Have you ever seen 94-year-old Jo Nash dancing a two-step while wearing a lavender and white bonnet?
How about 90-year-old local guitar legend Tommy Hays pickin' to Buck Owens' "Act Naturally" along with a stageful of other local country music pioneers?
Have you ever talked with 87-year-old Eual Seay about coming to Kern County during the height of the Great Depression to live in the tiny oil town of Fellows?
If you attended the 30th annual Dust Bowl Festival at Sunset School in Weedpatch on Saturday, you may well have done all three.
"This is such a big part of our history," said Mark Sharman, who is active with the local group Citizens Preserving History, which spearheaded the effort to relocate the Merle Haggard boxcar house to the Kern County Museum.
The Dust Bowl Migration, he said, not only transplanted thousands of Americans from the South and Midwest to California, it helped transplant an entire culture, in music, in food, in attitude.
And the festival has been a celebration of that economic and cultural migration for three decades.
But organizers say this is the last year the festival will be held, at least in its current form.
"We're hoping we see this again, but smaller," Sharman said. "Next year or the year after."

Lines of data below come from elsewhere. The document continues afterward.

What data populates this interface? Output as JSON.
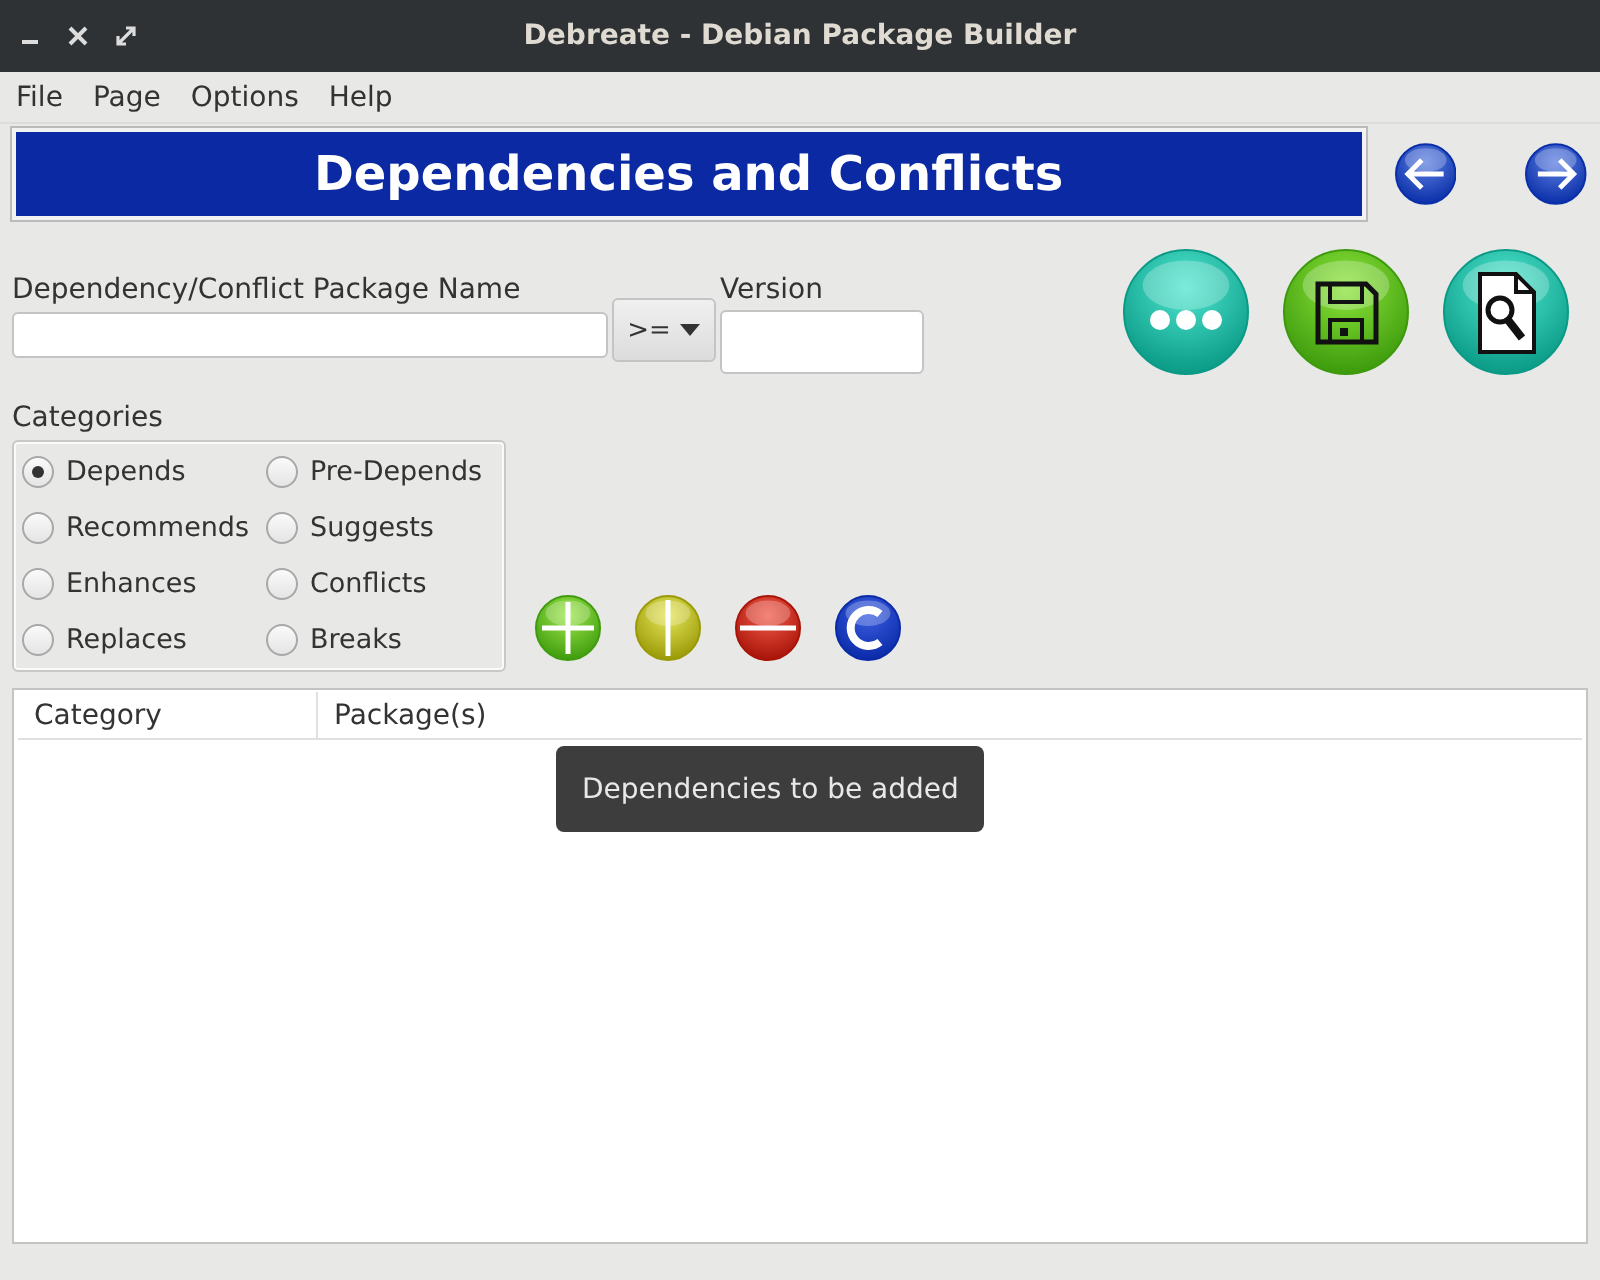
{
  "window": {
    "title": "Debreate - Debian Package Builder"
  },
  "menu": [
    "File",
    "Page",
    "Options",
    "Help"
  ],
  "banner": {
    "title": "Dependencies and Conflicts"
  },
  "name_field": {
    "label": "Dependency/Conflict Package Name"
  },
  "operator": {
    "label": ">="
  },
  "version_field": {
    "label": "Version"
  },
  "categories": {
    "label": "Categories",
    "options": [
      {
        "label": "Depends",
        "selected": true
      },
      {
        "label": "Pre-Depends",
        "selected": false
      },
      {
        "label": "Recommends",
        "selected": false
      },
      {
        "label": "Suggests",
        "selected": false
      },
      {
        "label": "Enhances",
        "selected": false
      },
      {
        "label": "Conflicts",
        "selected": false
      },
      {
        "label": "Replaces",
        "selected": false
      },
      {
        "label": "Breaks",
        "selected": false
      }
    ]
  },
  "table": {
    "columns": [
      "Category",
      "Package(s)"
    ]
  },
  "tooltip": {
    "text": "Dependencies to be added"
  }
}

It’s an educational opportunity for locals and visitors to learn about local history, said attendee Sarah Pramanik. As the old wisdom notes, those who ignore history are doomed to repeat it.
"If you're not aware of what happened before ... it's going to happen again," she said.

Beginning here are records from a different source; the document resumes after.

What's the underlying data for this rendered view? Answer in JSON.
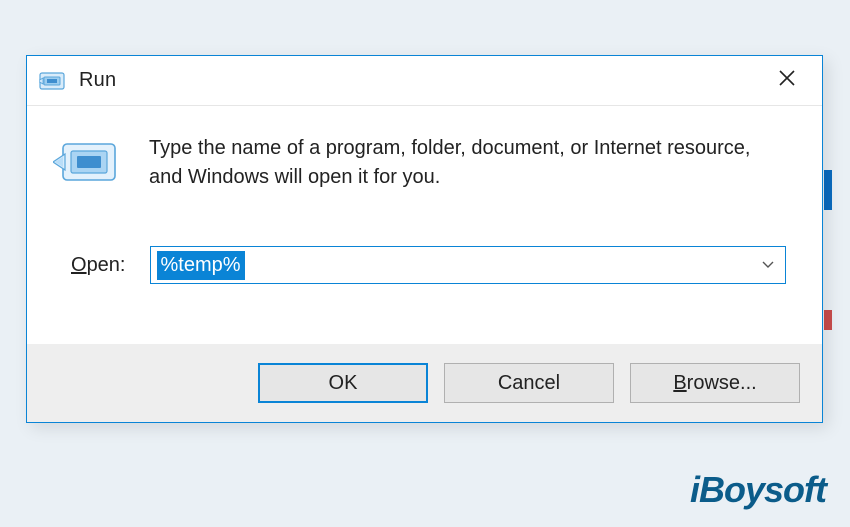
{
  "dialog": {
    "title": "Run",
    "prompt": "Type the name of a program, folder, document, or Internet resource, and Windows will open it for you.",
    "open_label_underlined": "O",
    "open_label_rest": "pen:",
    "input_value": "%temp%",
    "buttons": {
      "ok": "OK",
      "cancel": "Cancel",
      "browse_underlined": "B",
      "browse_rest": "rowse..."
    }
  },
  "watermark": "iBoysoft"
}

Ruth Young, Pramanik's grandmother, agreed, noting that the Okies and Arkies who came to the valley looking for work were not welcomed by many locals already living here — as if the folks who had already put down roots had some sort of moral superiority over the newcomers.

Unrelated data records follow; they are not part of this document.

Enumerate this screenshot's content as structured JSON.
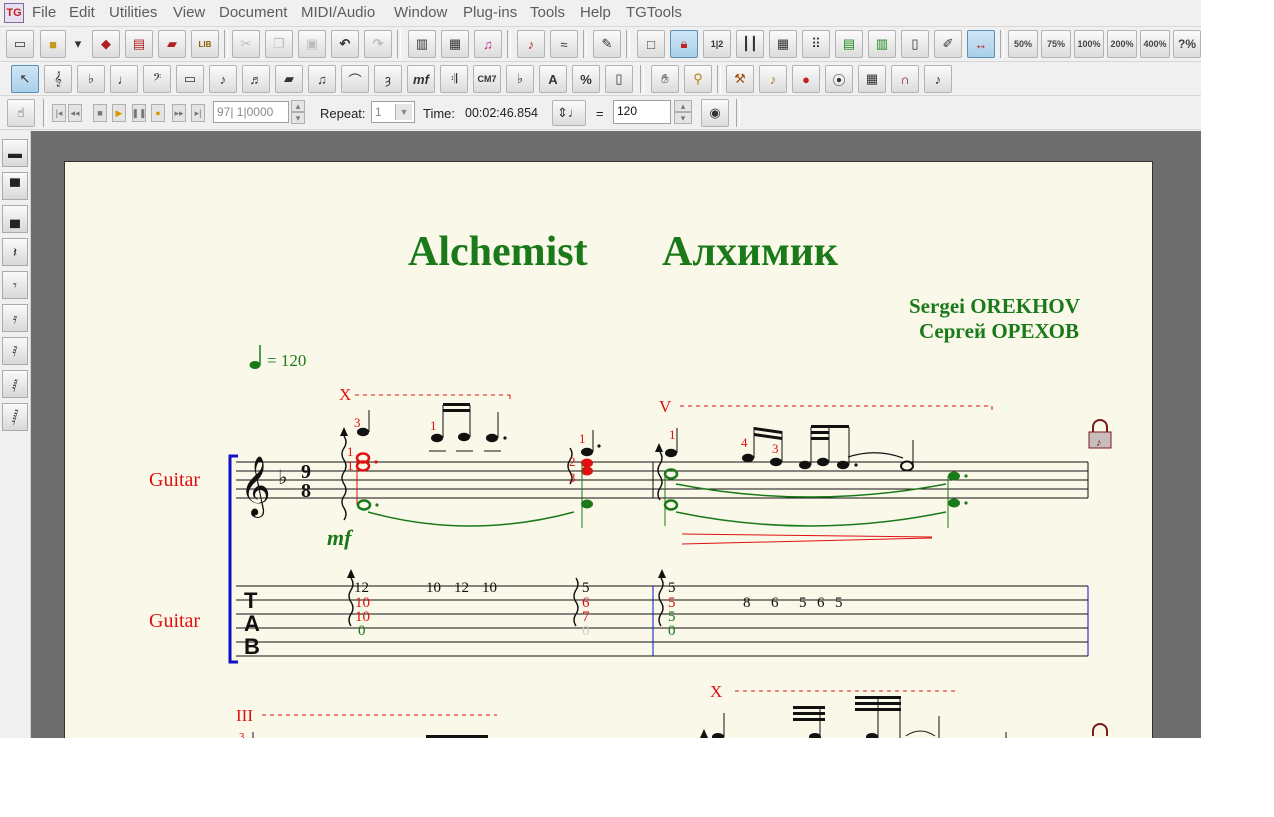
{
  "app": {
    "icon_text": "TG"
  },
  "menu": [
    "File",
    "Edit",
    "Utilities",
    "View",
    "Document",
    "MIDI/Audio",
    "Window",
    "Plug-ins",
    "Tools",
    "Help",
    "TGTools"
  ],
  "toolbar": {
    "zoom_labels": [
      "50%",
      "75%",
      "100%",
      "200%",
      "400%",
      "?%"
    ]
  },
  "playback": {
    "position": "97| 1|0000",
    "repeat_label": "Repeat:",
    "repeat_value": "1",
    "time_label": "Time:",
    "time_value": "00:02:46.854",
    "equals": "=",
    "tempo_value": "120"
  },
  "score": {
    "title_en": "Alchemist",
    "title_ru": "Алхимик",
    "composer_en": "Sergei OREKHOV",
    "composer_ru": "Сергей ОРЕХОВ",
    "tempo_mark": "= 120",
    "instrument_staff": "Guitar",
    "instrument_tab": "Guitar",
    "dynamic": "mf",
    "positions": {
      "m1": "X",
      "m2": "V",
      "sys2_a": "III",
      "sys2_b": "X"
    },
    "fingering": {
      "a": "3",
      "b": "1",
      "c": "1",
      "d": "1",
      "e": "1",
      "f": "1",
      "g": "2",
      "h": "3",
      "i": "1",
      "j": "4",
      "k": "3",
      "l": "3"
    },
    "tab": {
      "chord1": [
        "12",
        "10",
        "10",
        "0"
      ],
      "run1": [
        "10",
        "12",
        "10"
      ],
      "chord2": [
        "5",
        "6",
        "7",
        "0"
      ],
      "chord3": [
        "5",
        "5",
        "5",
        "0"
      ],
      "run2": [
        "8",
        "6",
        "5",
        "6",
        "5"
      ]
    },
    "clef_tab": [
      "T",
      "A",
      "B"
    ],
    "time_signature": [
      "9",
      "8"
    ],
    "colors": {
      "green": "#1a7a1a",
      "red": "#e01010",
      "blue": "#1010c8"
    }
  }
}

"The people who were here already," she said, "also came from somewhere else."